SUITABLY QUALIFIED CANDIDATES
According to the EEA, suitably qualified employees from designated groups must have equal opportunity and be equitably represented on all occupational levels. The employer achieves this by appointing suitably qualified candidates, ether from the internal or external pool of candidates. This must be achieved through affirmative action measures being applied and implemented. The question to be asked is when is a designated person suitably qualified for a position? Clearly, designated people are previously disadvantaged and therefore do not have the necessary skill, education training, qualification or experience. If these qualifications are set for all the candidates in the organisation, then the unfairness will be perpetuated as the designated groups will again fall foul due to a lack of skills, training, qualification or experience.
For this purpose the EEA defines suitably qualified people for the purpose of affirmative action in section 20(3). It should be noted that Section 15 of Chapter 3 specifically states that affirmative action measures are measures designed to ensure that suitably qualified people have equal employment opportunities and are equitably represented in all categories and levels of the workforce. There is therefore no requirement on a designated employer to apply affirmative action measures to people who are not suitably qualified. Although, it is the prerogative of the employer to make provision for people who are not suitably qualified, by way of training, development, mentorship, counselling, etc.
According to the EEA, a person may be suitably qualified for a job as a result of any one of, or a combination of:
that person’s formal qualifications;
- *prior learning;
*relevant experience; or
*the capacity to acquire within a reasonable time the ability to do the job.
During the recruitment process of an AA candidate, the employer must take all or some of the above factors into consideration when deciding whether a person is suitably qualified and may not unfairly discriminate against the person solely on the grounds of that candidate’s lack of experience.
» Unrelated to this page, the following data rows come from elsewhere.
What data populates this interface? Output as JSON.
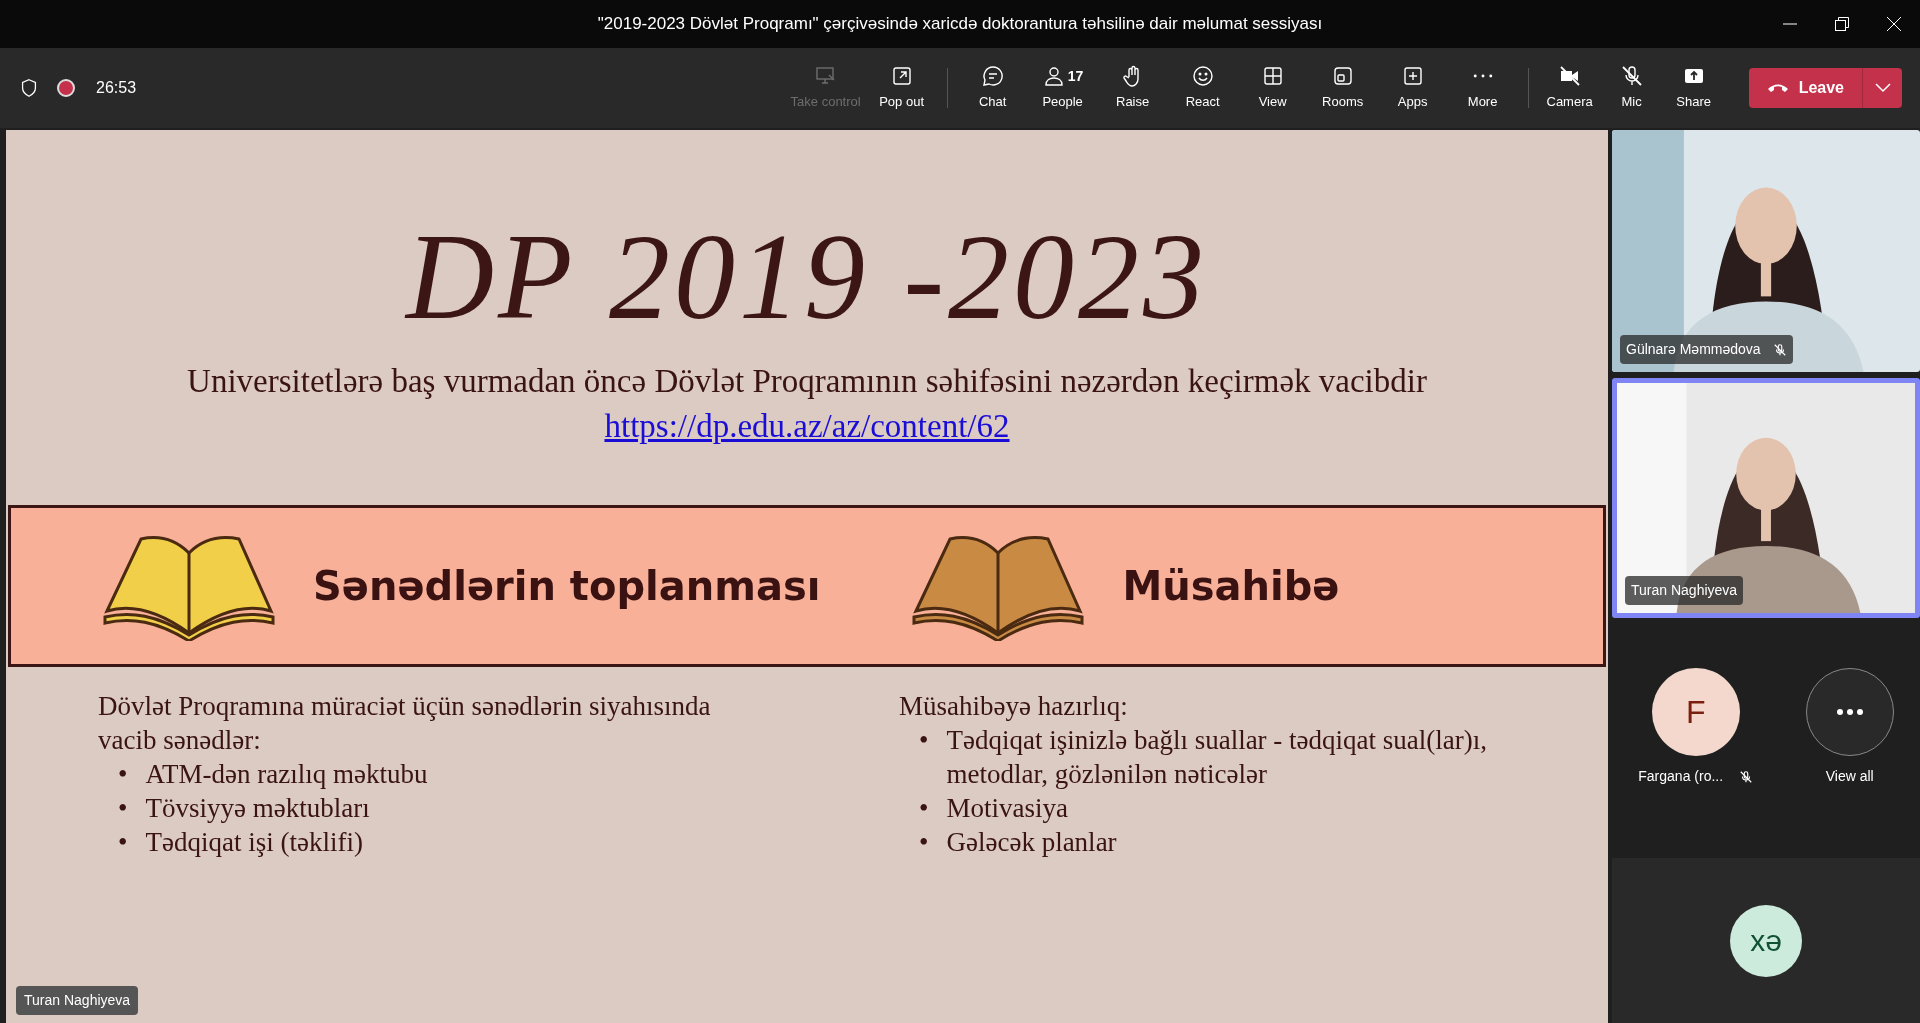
{
  "window": {
    "title": "\"2019-2023 Dövlət Proqramı\" çərçivəsində xaricdə doktorantura təhsilinə dair məlumat sessiyası"
  },
  "toolbar": {
    "recording": true,
    "timer": "26:53",
    "buttons": [
      {
        "label": "Take control",
        "disabled": true
      },
      {
        "label": "Pop out",
        "disabled": false
      },
      {
        "label": "Chat",
        "disabled": false
      },
      {
        "label": "People",
        "disabled": false,
        "count": "17"
      },
      {
        "label": "Raise",
        "disabled": false
      },
      {
        "label": "React",
        "disabled": false
      },
      {
        "label": "View",
        "disabled": false
      },
      {
        "label": "Rooms",
        "disabled": false
      },
      {
        "label": "Apps",
        "disabled": false
      },
      {
        "label": "More",
        "disabled": false
      }
    ],
    "devices": [
      {
        "label": "Camera",
        "on": false
      },
      {
        "label": "Mic",
        "on": false
      },
      {
        "label": "Share",
        "on": true
      }
    ],
    "leave": {
      "label": "Leave"
    }
  },
  "slide": {
    "title": "DP 2019 -2023",
    "subtitle": "Universitetlərə baş vurmadan öncə Dövlət Proqramının səhifəsini nəzərdən keçirmək vacibdir",
    "link": "https://dp.edu.az/az/content/62",
    "sections": [
      {
        "heading": "Sənədlərin toplanması",
        "marker": "•",
        "intro": "Dövlət Proqramına müraciət üçün sənədlərin siyahısında vacib sənədlər:",
        "bullets": [
          "ATM-dən razılıq məktubu",
          "Tövsiyyə məktubları",
          "Tədqiqat işi (təklifi)"
        ]
      },
      {
        "heading": "Müsahibə",
        "marker": "•",
        "intro": "Müsahibəyə hazırlıq:",
        "bullets": [
          "Tədqiqat işinizlə bağlı suallar - tədqiqat sual(lar)ı, metodlar, gözlənilən nəticələr",
          "Motivasiya",
          "Gələcək planlar"
        ]
      }
    ],
    "presenter": "Turan Naghiyeva"
  },
  "participants": {
    "videos": [
      {
        "name": "Gülnarə Məmmədova",
        "muted": true,
        "selected": false
      },
      {
        "name": "Turan Naghiyeva",
        "muted": false,
        "selected": true
      }
    ],
    "avatars": [
      {
        "kind": "person",
        "initial": "F",
        "name": "Fargana (ro...",
        "muted": true
      },
      {
        "kind": "more",
        "name": "View all",
        "muted": false
      }
    ],
    "bottom_tile": {
      "initials": "xə"
    }
  }
}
A lack of experience will therefore be unfair unless the employer can make out a good case as to why experience would be necessary for a specific position (core function or inherent requirement).
Originally posted 2013-10-13 10:05:07. Republished by Blog Post Promoter